PROBLEM REQUIREMENTS
Output the entries below exactly as written, omitting pictures.

Excerpts from an interface dataset
=-=-=

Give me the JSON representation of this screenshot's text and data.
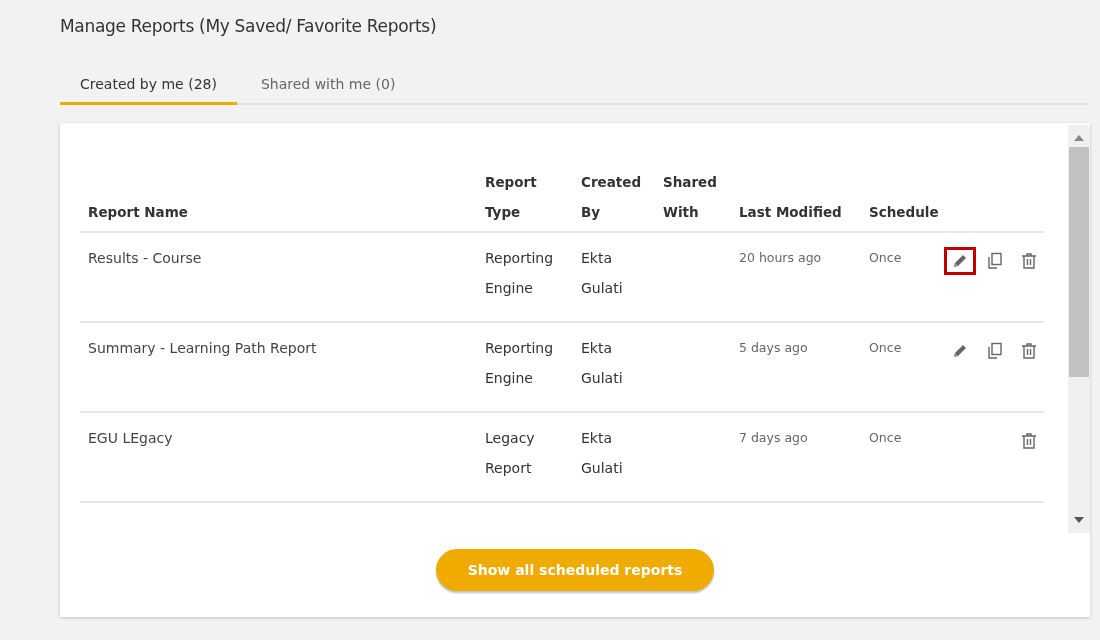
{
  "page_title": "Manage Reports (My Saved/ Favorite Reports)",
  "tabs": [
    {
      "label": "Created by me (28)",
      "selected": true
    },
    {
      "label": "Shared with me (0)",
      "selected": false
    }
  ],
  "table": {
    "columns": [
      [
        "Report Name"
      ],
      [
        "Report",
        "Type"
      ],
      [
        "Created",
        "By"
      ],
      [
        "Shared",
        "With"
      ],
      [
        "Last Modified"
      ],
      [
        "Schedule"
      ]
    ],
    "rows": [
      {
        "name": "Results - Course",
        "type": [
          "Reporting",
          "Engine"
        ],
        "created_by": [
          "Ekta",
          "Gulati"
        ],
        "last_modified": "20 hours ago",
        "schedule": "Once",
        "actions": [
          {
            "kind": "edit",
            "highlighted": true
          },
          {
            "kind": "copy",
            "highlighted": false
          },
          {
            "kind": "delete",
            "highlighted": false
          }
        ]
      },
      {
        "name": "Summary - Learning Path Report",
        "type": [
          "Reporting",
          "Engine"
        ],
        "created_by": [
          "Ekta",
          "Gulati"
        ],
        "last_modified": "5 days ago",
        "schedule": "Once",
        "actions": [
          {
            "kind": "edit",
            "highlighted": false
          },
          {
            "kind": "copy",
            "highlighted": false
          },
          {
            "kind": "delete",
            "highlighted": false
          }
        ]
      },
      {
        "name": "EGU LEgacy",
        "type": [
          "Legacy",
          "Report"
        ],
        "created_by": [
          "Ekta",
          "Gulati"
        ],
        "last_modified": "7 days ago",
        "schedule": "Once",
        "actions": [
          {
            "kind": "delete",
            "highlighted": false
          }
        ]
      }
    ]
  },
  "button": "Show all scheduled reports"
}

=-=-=

EXERCISE RESULT
Give me the JSON representation of this screenshot's text and data.
{
  "page_title": "Manage Reports (My Saved/ Favorite Reports)",
  "tabs": [
    {
      "label": "Created by me (28)",
      "selected": true
    },
    {
      "label": "Shared with me (0)",
      "selected": false
    }
  ],
  "table": {
    "columns": [
      [
        "Report Name"
      ],
      [
        "Report",
        "Type"
      ],
      [
        "Created",
        "By"
      ],
      [
        "Shared",
        "With"
      ],
      [
        "Last Modified"
      ],
      [
        "Schedule"
      ]
    ],
    "rows": [
      {
        "name": "Results - Course",
        "type": [
          "Reporting",
          "Engine"
        ],
        "created_by": [
          "Ekta",
          "Gulati"
        ],
        "last_modified": "20 hours ago",
        "schedule": "Once",
        "actions": [
          {
            "kind": "edit",
            "highlighted": true
          },
          {
            "kind": "copy",
            "highlighted": false
          },
          {
            "kind": "delete",
            "highlighted": false
          }
        ]
      },
      {
        "name": "Summary - Learning Path Report",
        "type": [
          "Reporting",
          "Engine"
        ],
        "created_by": [
          "Ekta",
          "Gulati"
        ],
        "last_modified": "5 days ago",
        "schedule": "Once",
        "actions": [
          {
            "kind": "edit",
            "highlighted": false
          },
          {
            "kind": "copy",
            "highlighted": false
          },
          {
            "kind": "delete",
            "highlighted": false
          }
        ]
      },
      {
        "name": "EGU LEgacy",
        "type": [
          "Legacy",
          "Report"
        ],
        "created_by": [
          "Ekta",
          "Gulati"
        ],
        "last_modified": "7 days ago",
        "schedule": "Once",
        "actions": [
          {
            "kind": "delete",
            "highlighted": false
          }
        ]
      }
    ]
  },
  "button": "Show all scheduled reports"
}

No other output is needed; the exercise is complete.